Meet Ali, Misrata freedom fighter hit by Gaddafi Grad. Both legs amputated. Ali said the Grad exploded at his feet and the blast threw him 10 meters away. One of his comrades was literally cut in half. Ali was hit by that Grad on May 13. Then, due to the siege, he waited 27 days to get out of Misrata. In Alis group of 30 Freedom Fighters, 3 died & 7 injured from that Grad. He said their weapons range was only 5km max vs 40 for Gaddafi forces. Ali came from Misrata on a small fishing boat. It was fast but bounced a lot. During his 1st 5 days in Tunisia, Ali was treated for further damage suffered in the voyage from Misrata, not for direct injuries from the Grad. Misrata was out of anesthetics when a chunk of flesh was removed near his waist. Ali showed me how he bit a towel & clenched. On the parts of Alis body that remain, it looks like he was hit by a meteor shower. 100 pieces of shrapnel from the Grad. Ali said hed been quiet & introspective before I came by. But as you can see, he became energized as we visited.
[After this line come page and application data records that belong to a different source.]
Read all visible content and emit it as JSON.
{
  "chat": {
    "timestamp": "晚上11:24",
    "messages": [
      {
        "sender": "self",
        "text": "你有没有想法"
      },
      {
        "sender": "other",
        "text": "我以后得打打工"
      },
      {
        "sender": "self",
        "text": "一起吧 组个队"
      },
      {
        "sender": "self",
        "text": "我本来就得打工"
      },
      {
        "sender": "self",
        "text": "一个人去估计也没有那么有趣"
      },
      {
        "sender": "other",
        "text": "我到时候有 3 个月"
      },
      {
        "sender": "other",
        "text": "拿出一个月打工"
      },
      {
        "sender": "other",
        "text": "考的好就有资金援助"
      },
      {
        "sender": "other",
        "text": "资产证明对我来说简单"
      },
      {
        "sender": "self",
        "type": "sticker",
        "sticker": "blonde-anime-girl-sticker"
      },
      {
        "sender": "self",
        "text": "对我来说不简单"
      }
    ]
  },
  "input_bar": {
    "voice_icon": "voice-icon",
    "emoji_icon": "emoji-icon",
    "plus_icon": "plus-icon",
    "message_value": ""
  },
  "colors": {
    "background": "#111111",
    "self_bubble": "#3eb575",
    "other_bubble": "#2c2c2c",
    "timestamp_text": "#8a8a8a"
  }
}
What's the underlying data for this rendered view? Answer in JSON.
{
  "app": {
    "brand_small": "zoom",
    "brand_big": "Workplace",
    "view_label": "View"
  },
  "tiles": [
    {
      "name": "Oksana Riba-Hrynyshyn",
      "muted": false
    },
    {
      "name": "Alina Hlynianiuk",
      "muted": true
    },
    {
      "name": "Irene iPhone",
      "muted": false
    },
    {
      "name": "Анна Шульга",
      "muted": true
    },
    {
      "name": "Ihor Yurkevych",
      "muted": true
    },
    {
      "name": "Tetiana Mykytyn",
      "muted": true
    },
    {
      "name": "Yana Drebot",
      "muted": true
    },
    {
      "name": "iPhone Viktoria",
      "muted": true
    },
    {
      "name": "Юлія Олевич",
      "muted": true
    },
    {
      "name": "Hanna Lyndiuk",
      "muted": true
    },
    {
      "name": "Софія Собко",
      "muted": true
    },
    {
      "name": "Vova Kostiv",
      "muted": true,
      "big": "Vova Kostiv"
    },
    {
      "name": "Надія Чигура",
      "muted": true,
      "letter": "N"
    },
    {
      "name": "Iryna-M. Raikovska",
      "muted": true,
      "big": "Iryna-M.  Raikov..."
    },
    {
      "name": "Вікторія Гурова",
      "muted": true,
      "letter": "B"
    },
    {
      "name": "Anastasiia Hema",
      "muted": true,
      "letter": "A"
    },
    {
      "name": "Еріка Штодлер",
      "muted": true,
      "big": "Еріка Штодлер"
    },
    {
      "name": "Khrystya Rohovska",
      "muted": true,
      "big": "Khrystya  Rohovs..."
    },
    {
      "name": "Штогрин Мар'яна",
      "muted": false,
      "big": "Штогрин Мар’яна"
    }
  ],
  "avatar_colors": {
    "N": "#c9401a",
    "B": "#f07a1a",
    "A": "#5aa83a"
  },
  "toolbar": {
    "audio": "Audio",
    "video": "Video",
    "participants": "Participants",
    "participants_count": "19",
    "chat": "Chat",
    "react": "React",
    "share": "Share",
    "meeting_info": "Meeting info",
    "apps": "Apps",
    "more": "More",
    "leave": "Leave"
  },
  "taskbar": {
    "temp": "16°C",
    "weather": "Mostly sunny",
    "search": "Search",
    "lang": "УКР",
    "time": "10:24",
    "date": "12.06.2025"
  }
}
July 14. Ali said hed gladly give the rest of his body for Libya and his beloved city, Misrata. He radiates a noble passion. Visiting with Ali was a joy, but I couldnt help weeping. He took my head in his hands, kissed it, and told me not to cry. Via James Wheeler (@wheelertweets)
This is Aymen in Tunis, Tunisia. Aymen is a 14 year-old child who picked up a cluster bomb outside of his house in Misrata. Upon picking it up, it exploded, ripping off both his hands, tearing off the flesh of his legs, and sending shrapnel into his eye. He was so happy when he received his postcard from Australia, he asked his cousin to put the card around his neck so he could show everyone.These are the true heroes of the Libyan revolution, not some imagery NATO spooks as the anti-interventionists would have you believe.